One of the Indianapolis 500’s all-time badasses was in a delightful mood on the 60th anniversary of his pole-winning run in 1963. Parnelli Jones would take his second consecutive Indy 500 pole — lapping the Speedway at an average of 151.153mph — on May 18, 1963, which also ranked as a new track record. He’d turn that pole into a win, making a statement for the front-engine roadsters at the onset of the rear-engine chassis revolution at the Brickyard.
“The one thing that really sticks out from my 1963 Indy 500 pole was the weather,” Jones told RACER from his Southern California home. “It was very windy and you had to be lucky when you went out to qualify, hoping it wasn’t blowing its hardest. I got it right, or was lucky and it wasn’t, but it was still very windy during the run. I also remember (Jim) Hurtubise and (Don) Branson being on the front row with me, two of my old USAC Sprint Car buddies.
“When I won the pole in 1962 breaking 150mph (150.370mph) for the first time, I had something to shoot for and people were talking about 150mph all month wondering if it would happen. In 1963 I just wanted to be on the pole again and we all (1963 front row) broke 150mph. It was special to win a second straight pole; that really doesn’t happen often. I think Aggie (his car owner J. C. Agajanian) was as happier or happier than me to be there again!
“I’ll never forget Herk led the first lap in the Novi but I passed him on the second lap and led over 160 laps. Boy, it seems like a long time ago, but not 60 years ago! Those were some special and memorable times in racing.”
Jones’ old friend A.J. Foyt accepted a celebratory cake on behalf of 89-year-old Parnelli (pictured, top), which the A.J. Foyt Racing team devoured during lunch.

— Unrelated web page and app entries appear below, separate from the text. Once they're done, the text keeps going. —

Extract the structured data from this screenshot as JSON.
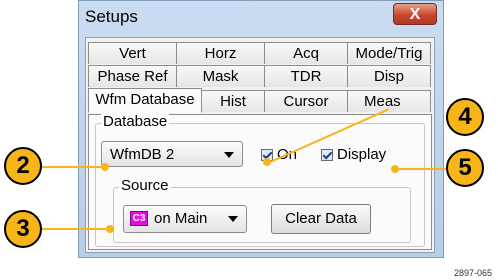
{
  "window": {
    "title": "Setups",
    "close_label": "X"
  },
  "tabs": {
    "row1": [
      "Vert",
      "Horz",
      "Acq",
      "Mode/Trig"
    ],
    "row2": [
      "Phase Ref",
      "Mask",
      "TDR",
      "Disp"
    ],
    "row3": [
      "Wfm Database",
      "Hist",
      "Cursor",
      "Meas"
    ],
    "active": "Wfm Database"
  },
  "database": {
    "group_label": "Database",
    "selected": "WfmDB 2",
    "on_label": "On",
    "display_label": "Display",
    "on_checked": true,
    "display_checked": true
  },
  "source": {
    "group_label": "Source",
    "channel_badge": "C3",
    "selected": "on Main",
    "clear_label": "Clear Data",
    "badge_color": "#e70ce7"
  },
  "callouts": [
    "2",
    "3",
    "4",
    "5"
  ],
  "figure_code": "2897-065"
}
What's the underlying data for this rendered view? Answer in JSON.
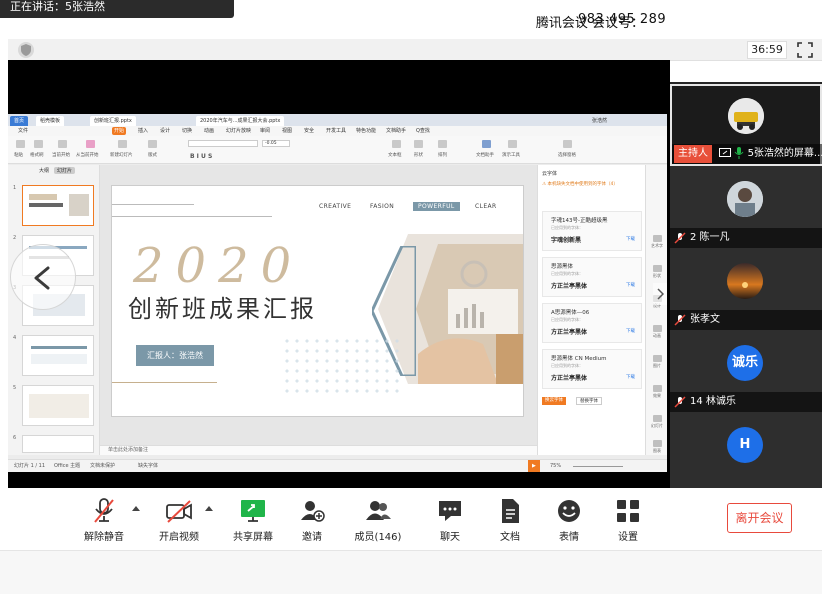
{
  "speaker": {
    "text": "正在讲话：5张浩然"
  },
  "header": {
    "app_title": "腾讯会议 会议号：",
    "meeting_id": "983 495 289",
    "timer": "36:59"
  },
  "wps": {
    "tabs": [
      {
        "label": "首页"
      },
      {
        "label": "稻壳模板"
      },
      {
        "label": "创新班汇报.pptx"
      },
      {
        "label": "2020年汽车与...成果汇报大会.pptx"
      }
    ],
    "user": "张浩然",
    "menus": [
      "文件",
      "开始",
      "插入",
      "设计",
      "切换",
      "动画",
      "幻灯片放映",
      "审阅",
      "视图",
      "安全",
      "开发工具",
      "特色功能",
      "文档助手",
      "Q查找"
    ],
    "ribbon": [
      {
        "label": "粘贴"
      },
      {
        "label": "格式刷"
      },
      {
        "label": "当前开始"
      },
      {
        "label": "从当前开始"
      },
      {
        "label": "新建幻灯片"
      },
      {
        "label": "版式"
      },
      {
        "label": "文本框"
      },
      {
        "label": "形状"
      },
      {
        "label": "排列"
      },
      {
        "label": "文档助手"
      },
      {
        "label": "演示工具"
      },
      {
        "label": "选择窗格"
      }
    ],
    "font_size": "-0.05",
    "thumb_tabs": [
      {
        "label": "大纲"
      },
      {
        "label": "幻灯片"
      }
    ],
    "thumbs": [
      {
        "num": "1"
      },
      {
        "num": "2"
      },
      {
        "num": "3"
      },
      {
        "num": "4"
      },
      {
        "num": "5"
      },
      {
        "num": "6"
      }
    ],
    "slide": {
      "nav": [
        "CREATIVE",
        "FASION",
        "POWERFUL",
        "CLEAR"
      ],
      "year": "2020",
      "title": "创新班成果汇报",
      "reporter": "汇报人：张浩然"
    },
    "notes": "单击此处添加备注",
    "font_panel": {
      "title": "云字体",
      "warning": "⚠ 本机缺失文档中使用到的字体（4）",
      "fonts": [
        {
          "name": "字魂143号-正酷超级黑",
          "sub": "已应用到的字体：",
          "sample": "字魂创新黑",
          "action": "下载"
        },
        {
          "name": "思源黑体",
          "sub": "已应用到的字体：",
          "sample": "方正兰亭黑体",
          "action": "下载"
        },
        {
          "name": "A思源黑体—06",
          "sub": "已应用到的字体：",
          "sample": "方正兰亭黑体",
          "action": "下载"
        },
        {
          "name": "思源黑体 CN Medium",
          "sub": "已应用到的字体：",
          "sample": "方正兰亭黑体",
          "action": "下载"
        }
      ],
      "btn_primary": "换云字体",
      "btn_secondary": "替换字体"
    },
    "right_tools": [
      "艺术字",
      "形状",
      "设计",
      "动画",
      "图片",
      "效果",
      "幻灯片",
      "图表"
    ],
    "status": {
      "slide_count": "幻灯片 1 / 11",
      "theme": "Office 主题",
      "protect": "文档未保护",
      "smart": "缺失字体",
      "zoom": "75%"
    }
  },
  "participants": [
    {
      "name": "5张浩然的屏幕...",
      "host_badge": "主持人",
      "kind": "image"
    },
    {
      "name": "2 陈一凡",
      "kind": "image"
    },
    {
      "name": "张孝文",
      "kind": "image"
    },
    {
      "name": "14 林诚乐",
      "kind": "text",
      "avatar_text": "诚乐"
    },
    {
      "name": "",
      "kind": "text",
      "avatar_text": "H"
    }
  ],
  "bottombar": {
    "mute": "解除静音",
    "video": "开启视频",
    "share": "共享屏幕",
    "invite": "邀请",
    "members": "成员(146)",
    "chat": "聊天",
    "docs": "文档",
    "reactions": "表情",
    "settings": "设置",
    "leave": "离开会议"
  },
  "colors": {
    "leave_red": "#e84a3d",
    "share_green": "#20b54a",
    "host_badge": "#e8503a",
    "wps_orange": "#f07a22",
    "avatar_blue": "#1e6fe8"
  }
}
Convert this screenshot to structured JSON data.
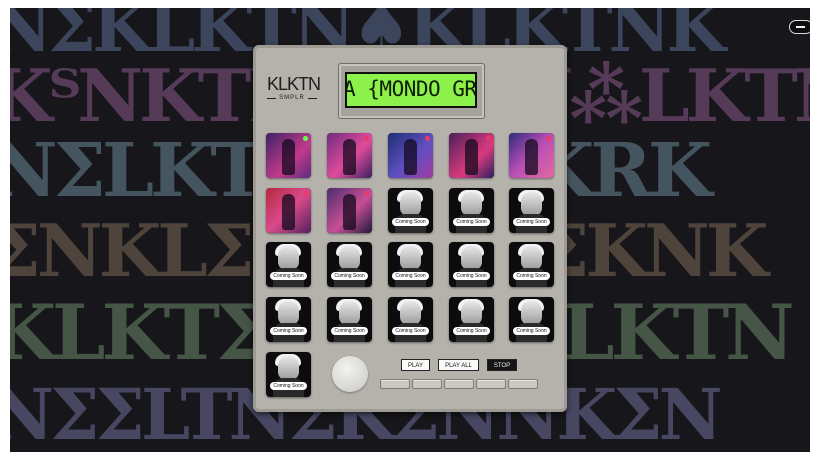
{
  "app": {
    "logo": "KLKTN",
    "logo_sub": "SMPLR"
  },
  "display": {
    "text": "A {MONDO GRO"
  },
  "pads": [
    {
      "label": "",
      "status": "sample"
    },
    {
      "label": "",
      "status": "sample"
    },
    {
      "label": "",
      "status": "sample"
    },
    {
      "label": "",
      "status": "sample"
    },
    {
      "label": "",
      "status": "sample"
    },
    {
      "label": "",
      "status": "sample"
    },
    {
      "label": "",
      "status": "sample"
    },
    {
      "label": "Coming Soon",
      "status": "coming"
    },
    {
      "label": "Coming Soon",
      "status": "coming"
    },
    {
      "label": "Coming Soon",
      "status": "coming"
    },
    {
      "label": "Coming Soon",
      "status": "coming"
    },
    {
      "label": "Coming Soon",
      "status": "coming"
    },
    {
      "label": "Coming Soon",
      "status": "coming"
    },
    {
      "label": "Coming Soon",
      "status": "coming"
    },
    {
      "label": "Coming Soon",
      "status": "coming"
    },
    {
      "label": "Coming Soon",
      "status": "coming"
    },
    {
      "label": "Coming Soon",
      "status": "coming"
    },
    {
      "label": "Coming Soon",
      "status": "coming"
    },
    {
      "label": "Coming Soon",
      "status": "coming"
    },
    {
      "label": "Coming Soon",
      "status": "coming"
    },
    {
      "label": "Coming Soon",
      "status": "coming"
    }
  ],
  "controls": {
    "play": "PLAY",
    "play_all": "PLAY ALL",
    "stop": "STOP"
  },
  "background_letters": [
    "NΣKLKTN♠KLKTNK",
    "KᵀNKTΣKLKTN⁂LKTN",
    "NΣLKTΣNKΣLKRK",
    "ΣNKLΣNKΣNKΣKNK",
    "KLKTΣNKTNΣLKTN",
    "NΣΣLTNΣKΣNNKΣN"
  ],
  "colors": {
    "accent": "#8cf14a",
    "device": "#b4b2ab",
    "background": "#17161a"
  },
  "icons": {
    "menu": "menu-icon",
    "knob": "knob-icon"
  }
}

“Parnelli was always a good hard racer, a real rival,” the four-time Indy 500 winner said. “We had some great battles and we sure had fun. 1963 was Parnelli’s year — he had us covered on pole day and race day.
“When we were racing we spent so much time together — he was a great friend. I wish he could make it back to Indianapolis, it would be nice to see him.”